• About this exercise
Pictures aside, repeat every entry exactly.

(Entries from a dataset of interfaces)
▼

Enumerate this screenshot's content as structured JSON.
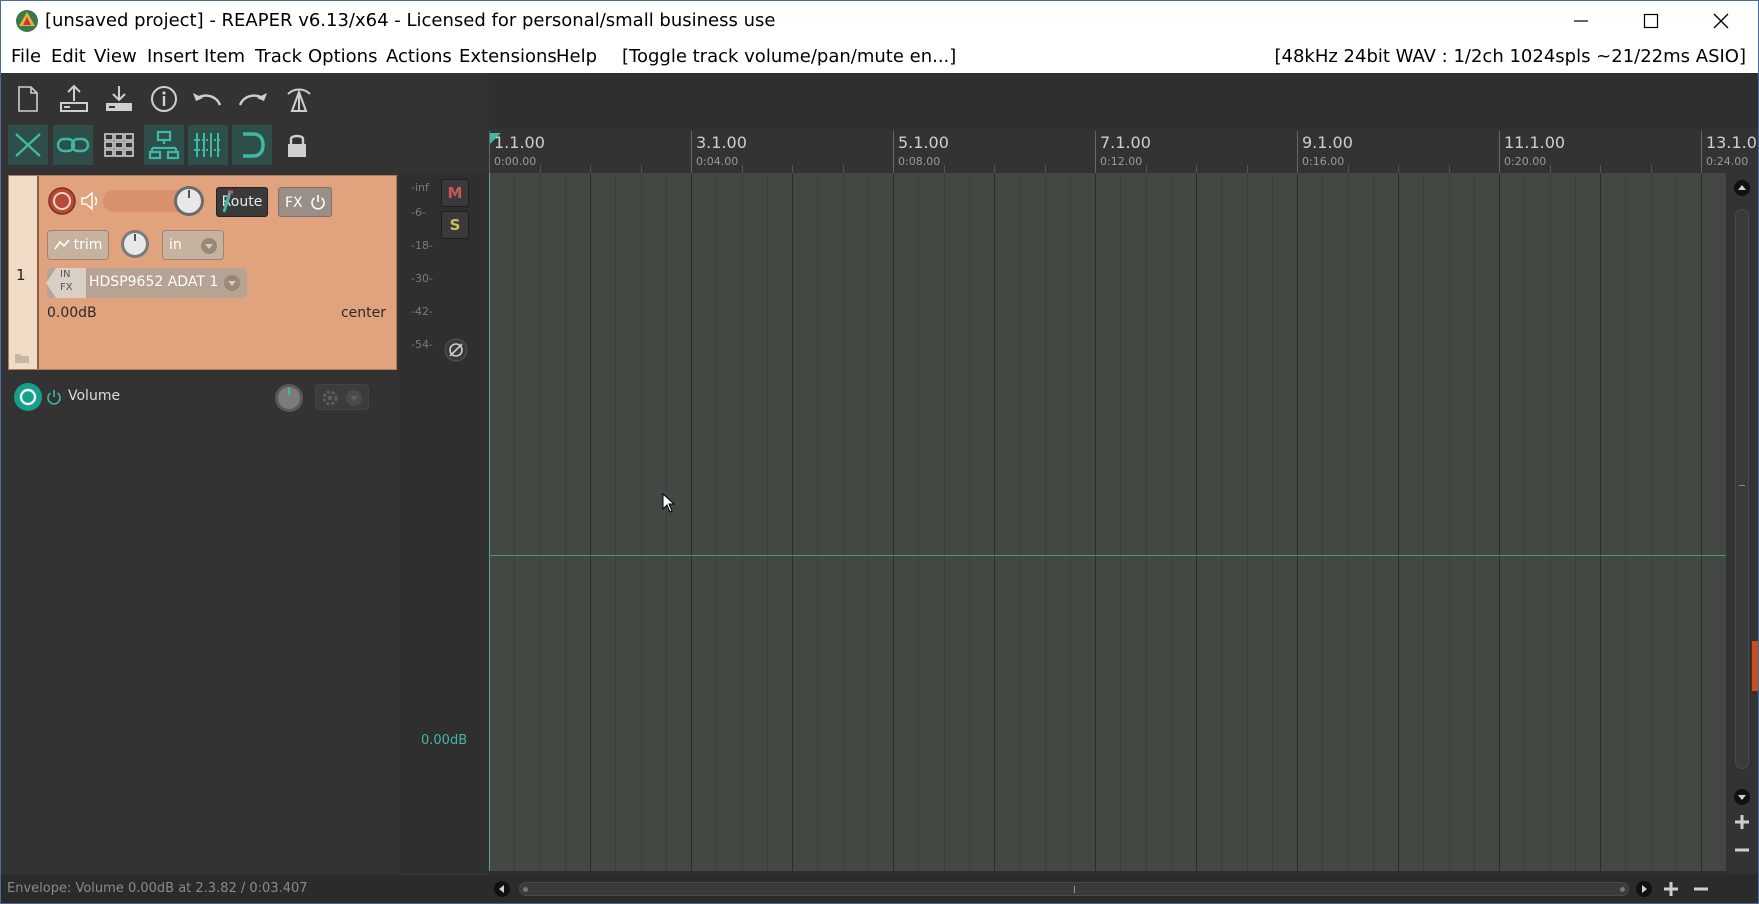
{
  "window": {
    "title": "[unsaved project] - REAPER v6.13/x64 - Licensed for personal/small business use"
  },
  "menu": {
    "items": [
      "File",
      "Edit",
      "View",
      "Insert",
      "Item",
      "Track",
      "Options",
      "Actions",
      "Extensions",
      "Help"
    ],
    "action_label": "[Toggle track volume/pan/mute en...]",
    "status_info": "[48kHz 24bit WAV : 1/2ch 1024spls ~21/22ms ASIO]"
  },
  "track": {
    "number": "1",
    "route_label": "Route",
    "fx_label": "FX",
    "trim_label": "trim",
    "in_label": "in",
    "input_device": "HDSP9652 ADAT 1",
    "input_tag_top": "IN",
    "input_tag_bottom": "FX",
    "volume": "0.00dB",
    "pan": "center"
  },
  "meter": {
    "scale": [
      "-inf",
      "-6-",
      "-18-",
      "-30-",
      "-42-",
      "-54-"
    ],
    "mute_label": "M",
    "solo_label": "S",
    "master_volume": "0.00dB"
  },
  "envelope": {
    "label": "Volume"
  },
  "ruler": {
    "markers": [
      {
        "bar": "1.1.00",
        "time": "0:00.00"
      },
      {
        "bar": "3.1.00",
        "time": "0:04.00"
      },
      {
        "bar": "5.1.00",
        "time": "0:08.00"
      },
      {
        "bar": "7.1.00",
        "time": "0:12.00"
      },
      {
        "bar": "9.1.00",
        "time": "0:16.00"
      },
      {
        "bar": "11.1.00",
        "time": "0:20.00"
      },
      {
        "bar": "13.1.0",
        "time": "0:24.00"
      }
    ]
  },
  "status": {
    "text": "Envelope: Volume 0.00dB at 2.3.82 / 0:03.407"
  },
  "colors": {
    "track_color": "#e0a37e",
    "accent": "#3fb9a6",
    "arrange_bg": "#434843"
  }
}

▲

• Answer space
Enumerate this screenshot's content as structured JSON.
{
  "window": {
    "title": "[unsaved project] - REAPER v6.13/x64 - Licensed for personal/small business use"
  },
  "menu": {
    "items": [
      "File",
      "Edit",
      "View",
      "Insert",
      "Item",
      "Track",
      "Options",
      "Actions",
      "Extensions",
      "Help"
    ],
    "action_label": "[Toggle track volume/pan/mute en...]",
    "status_info": "[48kHz 24bit WAV : 1/2ch 1024spls ~21/22ms ASIO]"
  },
  "track": {
    "number": "1",
    "route_label": "Route",
    "fx_label": "FX",
    "trim_label": "trim",
    "in_label": "in",
    "input_device": "HDSP9652 ADAT 1",
    "input_tag_top": "IN",
    "input_tag_bottom": "FX",
    "volume": "0.00dB",
    "pan": "center"
  },
  "meter": {
    "scale": [
      "-inf",
      "-6-",
      "-18-",
      "-30-",
      "-42-",
      "-54-"
    ],
    "mute_label": "M",
    "solo_label": "S",
    "master_volume": "0.00dB"
  },
  "envelope": {
    "label": "Volume"
  },
  "ruler": {
    "markers": [
      {
        "bar": "1.1.00",
        "time": "0:00.00"
      },
      {
        "bar": "3.1.00",
        "time": "0:04.00"
      },
      {
        "bar": "5.1.00",
        "time": "0:08.00"
      },
      {
        "bar": "7.1.00",
        "time": "0:12.00"
      },
      {
        "bar": "9.1.00",
        "time": "0:16.00"
      },
      {
        "bar": "11.1.00",
        "time": "0:20.00"
      },
      {
        "bar": "13.1.0",
        "time": "0:24.00"
      }
    ]
  },
  "status": {
    "text": "Envelope: Volume 0.00dB at 2.3.82 / 0:03.407"
  },
  "colors": {
    "track_color": "#e0a37e",
    "accent": "#3fb9a6",
    "arrange_bg": "#434843"
  }
}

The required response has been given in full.